Dr. Goldfrank is Professor and Chair of the Emergency Department at NYU/Bellevue Hospital Center and Director of the New York City Poison Control Center.  Dr. Goldfrank is a dedicated phyisican who has spent most of his career caring for the underserved population of New York City.  He is a civil rights activist and is committed to social justice.

Receiving: You have been practicing Emergency Medicine for more than three decades, what are some of the biggest changes you have seen?

LG: The development of academic departments, EM residencies, exceptional fellowships, devotion to academicity, the exceptional quality of faculty, resident, and students.

Receiving: What are some of the toughest issues we currently face in the medical profession?

LG: Lack of universal healthcare, inadequate access to primary care, corruption of the pharmaceutical and device industries in collusion with physicians.

Receiving: How did you first become interested in toxicology?

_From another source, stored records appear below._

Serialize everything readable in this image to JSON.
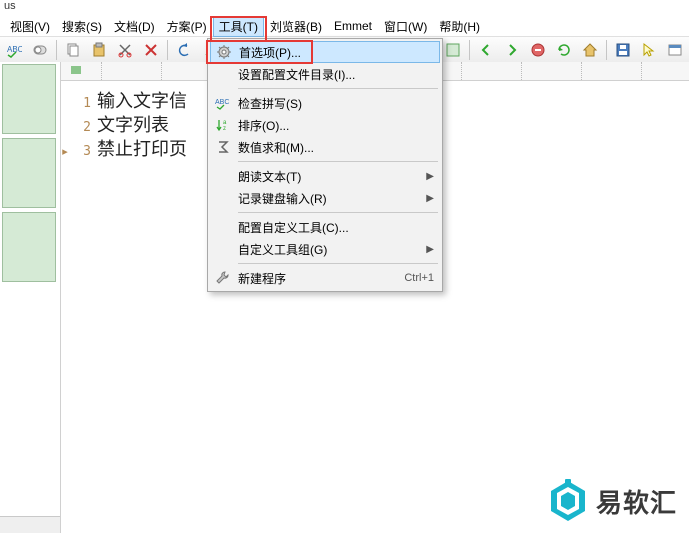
{
  "title": "us",
  "menubar": {
    "view": "视图(V)",
    "search": "搜索(S)",
    "doc": "文档(D)",
    "scheme": "方案(P)",
    "tools": "工具(T)",
    "browser": "刘览器(B)",
    "emmet": "Emmet",
    "window": "窗口(W)",
    "help": "帮助(H)"
  },
  "dropdown": {
    "preferences": "首选项(P)...",
    "config_dir": "设置配置文件目录(I)...",
    "spellcheck": "检查拼写(S)",
    "sort": "排序(O)...",
    "sum": "数值求和(M)...",
    "read_aloud": "朗读文本(T)",
    "record_keyboard": "记录键盘输入(R)",
    "configure_tools": "配置自定义工具(C)...",
    "toolgroups": "自定义工具组(G)",
    "new_program": "新建程序",
    "new_program_shortcut": "Ctrl+1"
  },
  "editor": {
    "lines": {
      "l1": "输入文字信",
      "l2": "文字列表",
      "l3": "禁止打印页"
    }
  },
  "watermark": "易软汇"
}
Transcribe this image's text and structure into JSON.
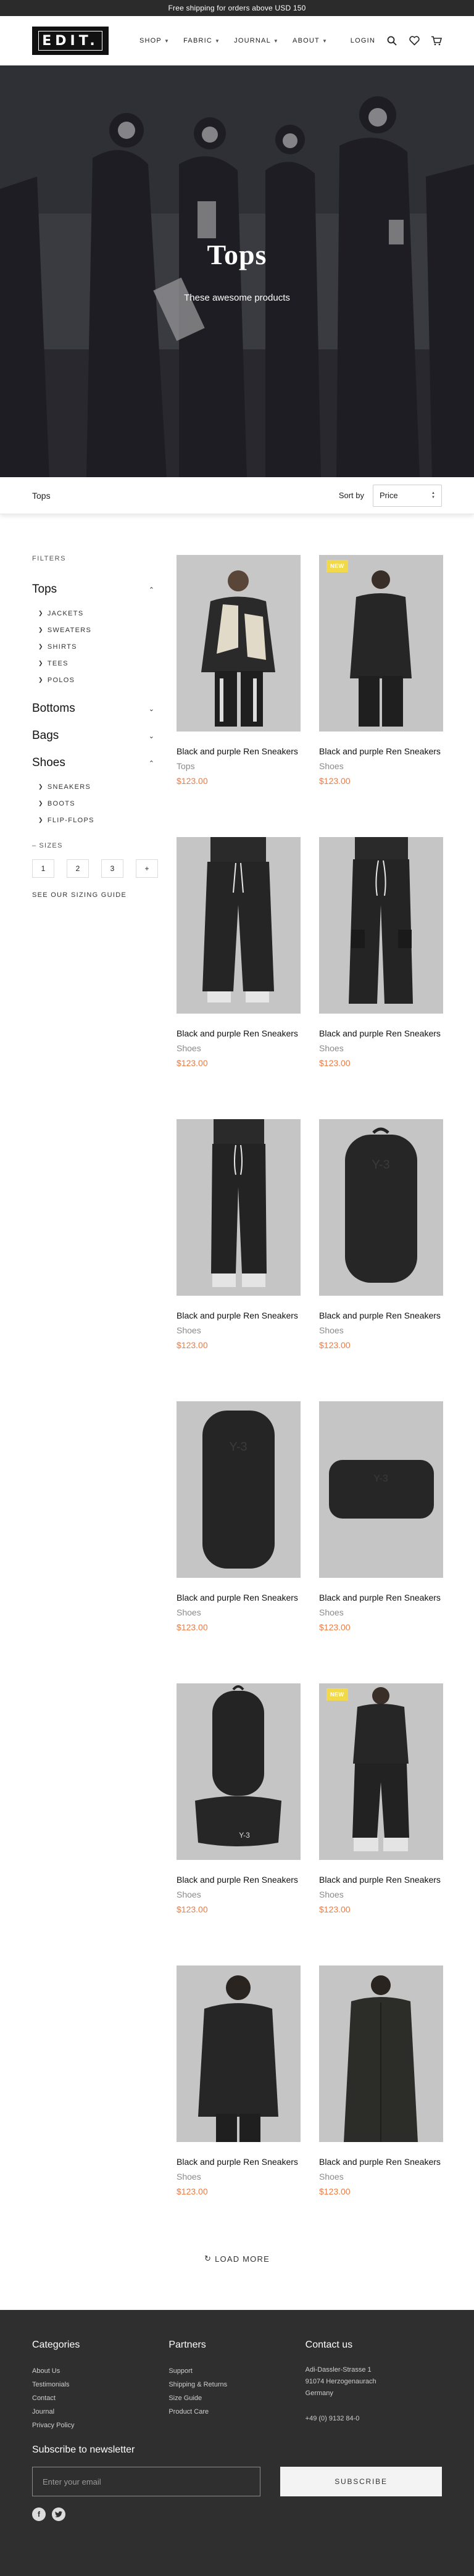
{
  "topbar": {
    "text": "Free shipping for orders above USD 150"
  },
  "header": {
    "logo": "EDIT.",
    "nav": [
      {
        "label": "SHOP"
      },
      {
        "label": "FABRIC"
      },
      {
        "label": "JOURNAL"
      },
      {
        "label": "ABOUT"
      }
    ],
    "login": "LOGIN",
    "icons": [
      "search-icon",
      "heart-icon",
      "cart-icon"
    ]
  },
  "hero": {
    "title": "Tops",
    "subtitle": "These awesome products"
  },
  "toolbar": {
    "breadcrumb": "Tops",
    "sort_label": "Sort by",
    "sort_value": "Price"
  },
  "sidebar": {
    "filters_label": "FILTERS",
    "categories": [
      {
        "name": "Tops",
        "expanded": true,
        "items": [
          "JACKETS",
          "SWEATERS",
          "SHIRTS",
          "TEES",
          "POLOS"
        ]
      },
      {
        "name": "Bottoms",
        "expanded": false,
        "items": []
      },
      {
        "name": "Bags",
        "expanded": false,
        "items": []
      },
      {
        "name": "Shoes",
        "expanded": true,
        "items": [
          "SNEAKERS",
          "BOOTS",
          "FLIP-FLOPS"
        ]
      }
    ],
    "sizes_label": "SIZES",
    "sizes": [
      "1",
      "2",
      "3",
      "+"
    ],
    "sizing_guide": "SEE OUR SIZING GUIDE"
  },
  "products": [
    {
      "name": "Black and purple Ren Sneakers",
      "category": "Tops",
      "price": "$123.00",
      "badge": "",
      "image": "jacket-model"
    },
    {
      "name": "Black and purple Ren Sneakers",
      "category": "Shoes",
      "price": "$123.00",
      "badge": "NEW",
      "image": "black-outfit-model"
    },
    {
      "name": "Black and purple Ren Sneakers",
      "category": "Shoes",
      "price": "$123.00",
      "badge": "",
      "image": "wide-pants"
    },
    {
      "name": "Black and purple Ren Sneakers",
      "category": "Shoes",
      "price": "$123.00",
      "badge": "",
      "image": "cargo-pants"
    },
    {
      "name": "Black and purple Ren Sneakers",
      "category": "Shoes",
      "price": "$123.00",
      "badge": "",
      "image": "jogger-pants"
    },
    {
      "name": "Black and purple Ren Sneakers",
      "category": "Shoes",
      "price": "$123.00",
      "badge": "",
      "image": "backpack"
    },
    {
      "name": "Black and purple Ren Sneakers",
      "category": "Shoes",
      "price": "$123.00",
      "badge": "",
      "image": "backpack-tall"
    },
    {
      "name": "Black and purple Ren Sneakers",
      "category": "Shoes",
      "price": "$123.00",
      "badge": "",
      "image": "waist-bag"
    },
    {
      "name": "Black and purple Ren Sneakers",
      "category": "Shoes",
      "price": "$123.00",
      "badge": "",
      "image": "sling-bag"
    },
    {
      "name": "Black and purple Ren Sneakers",
      "category": "Shoes",
      "price": "$123.00",
      "badge": "NEW",
      "image": "track-pants-model"
    },
    {
      "name": "Black and purple Ren Sneakers",
      "category": "Shoes",
      "price": "$123.00",
      "badge": "",
      "image": "coat-model"
    },
    {
      "name": "Black and purple Ren Sneakers",
      "category": "Shoes",
      "price": "$123.00",
      "badge": "",
      "image": "long-coat-model"
    }
  ],
  "load_more": "LOAD MORE",
  "footer": {
    "categories_title": "Categories",
    "categories": [
      "About Us",
      "Testimonials",
      "Contact",
      "Journal",
      "Privacy Policy"
    ],
    "partners_title": "Partners",
    "partners": [
      "Support",
      "Shipping & Returns",
      "Size Guide",
      "Product Care"
    ],
    "contact_title": "Contact us",
    "address": [
      "Adi-Dassler-Strasse 1",
      "91074 Herzogenaurach",
      "Germany"
    ],
    "phone": "+49 (0) 9132 84-0",
    "newsletter_title": "Subscribe to newsletter",
    "email_placeholder": "Enter your email",
    "subscribe": "SUBSCRIBE",
    "social": [
      "facebook-icon",
      "twitter-icon"
    ]
  },
  "colors": {
    "price": "#ee7a40",
    "badge": "#f2d94a",
    "footer_bg": "#2f2f2f",
    "topbar_bg": "#2b2b2b"
  }
}
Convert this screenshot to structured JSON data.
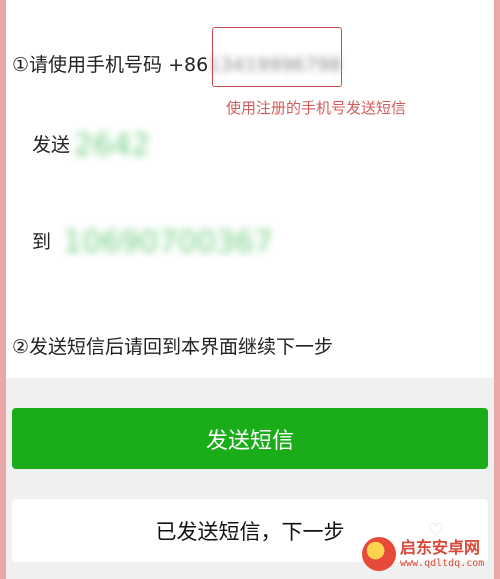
{
  "step1": {
    "text": "①请使用手机号码 +86",
    "phone_blurred": "13419996798"
  },
  "annotation": "使用注册的手机号发送短信",
  "send_row": {
    "label": "发送",
    "content_blurred": "2642"
  },
  "to_row": {
    "label": "到",
    "number_blurred": "10690700367"
  },
  "step2": "②发送短信后请回到本界面继续下一步",
  "buttons": {
    "send_sms": "发送短信",
    "sent_next": "已发送短信，下一步"
  },
  "watermark": {
    "name": "启东安卓网",
    "url": "www.qdltdq.com"
  },
  "colors": {
    "primary_button": "#1aad19",
    "annotation": "#d35b5b",
    "frame": "#e9a7a9"
  }
}
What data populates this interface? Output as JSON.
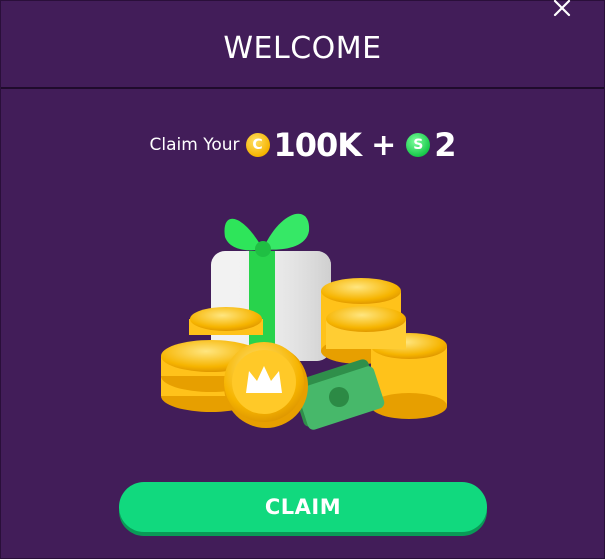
{
  "modal": {
    "title": "WELCOME",
    "close_icon": "close-icon",
    "claim_text": "Claim Your",
    "gold_coin_letter": "C",
    "gold_amount": "100K",
    "plus": "+",
    "sweeps_coin_letter": "S",
    "sweeps_amount": "2",
    "claim_button": "CLAIM"
  },
  "colors": {
    "background": "#421d59",
    "button": "#11d97e",
    "gold": "#f5b300",
    "green": "#19c94b"
  },
  "hero_image": "gift-box-coins-cash-illustration"
}
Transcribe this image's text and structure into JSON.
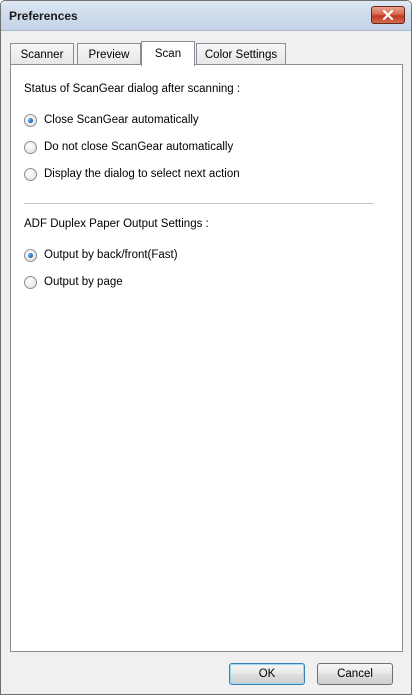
{
  "window": {
    "title": "Preferences"
  },
  "tabs": [
    {
      "label": "Scanner",
      "active": false
    },
    {
      "label": "Preview",
      "active": false
    },
    {
      "label": "Scan",
      "active": true
    },
    {
      "label": "Color Settings",
      "active": false
    }
  ],
  "scan": {
    "status_group": {
      "label": "Status of ScanGear dialog after scanning :",
      "options": [
        {
          "label": "Close ScanGear automatically",
          "checked": true
        },
        {
          "label": "Do not close ScanGear automatically",
          "checked": false
        },
        {
          "label": "Display the dialog to select next action",
          "checked": false
        }
      ]
    },
    "adf_group": {
      "label": "ADF Duplex Paper Output Settings :",
      "options": [
        {
          "label": "Output by back/front(Fast)",
          "checked": true
        },
        {
          "label": "Output by page",
          "checked": false
        }
      ]
    }
  },
  "buttons": {
    "ok": "OK",
    "cancel": "Cancel"
  },
  "icons": {
    "close": "close-icon"
  },
  "colors": {
    "close_button": "#c8432a",
    "radio_selected": "#1c5fb0",
    "title_bar": "#cfdcec"
  }
}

LG: The overwhelming demands in the ED population, environmental toxins, unintentional and intentional exposures and their vast societal implication all come to ED. Someone needed to study and develop responses.- antidotes,education and management strategies.

Receiving: Some of your recent work has been in disaster preparedness; are we prepared?

LG: We are integrating efforts, collaborating with more people than ever before and thinking about the unthinkable – all that makes us better prepared.

Receiving: You recently visited the African country of Guinea; how has that experience reshaped any of your views in Emergency Medicine?

LG: We are creating educational exchanges for faculty, nurses, residents, fellows and students so that young people can have a global educational perspective. The developing world must address problems that we no longer address – working together is a unique intellectual experience. The intellectual exchange includes members of many of the schools of NYU – Public Policy, Dentistry, Nursing, Medicine, Public Health. The opportunities for learning are unmatched.

Receiving: How can Emergency Physicians improve society?

LG: We must find jobs that make a difference to human beings. Achieving improved societal understanding of health and working with our communities, offers us the capacity to feel useful every day.

Receiving: Who is your role model?

LG: Probably no one individual – a composite of values and skills represented by Upton Sinclair, Pete Seeger , Albert Camus and Linus Pauling.

“The Meeting Room” is devoted to interviewing leaders in Emergency Medicine.  Please email me with suggestions on people you would like to see interviewed or if you would like to conduct an interview.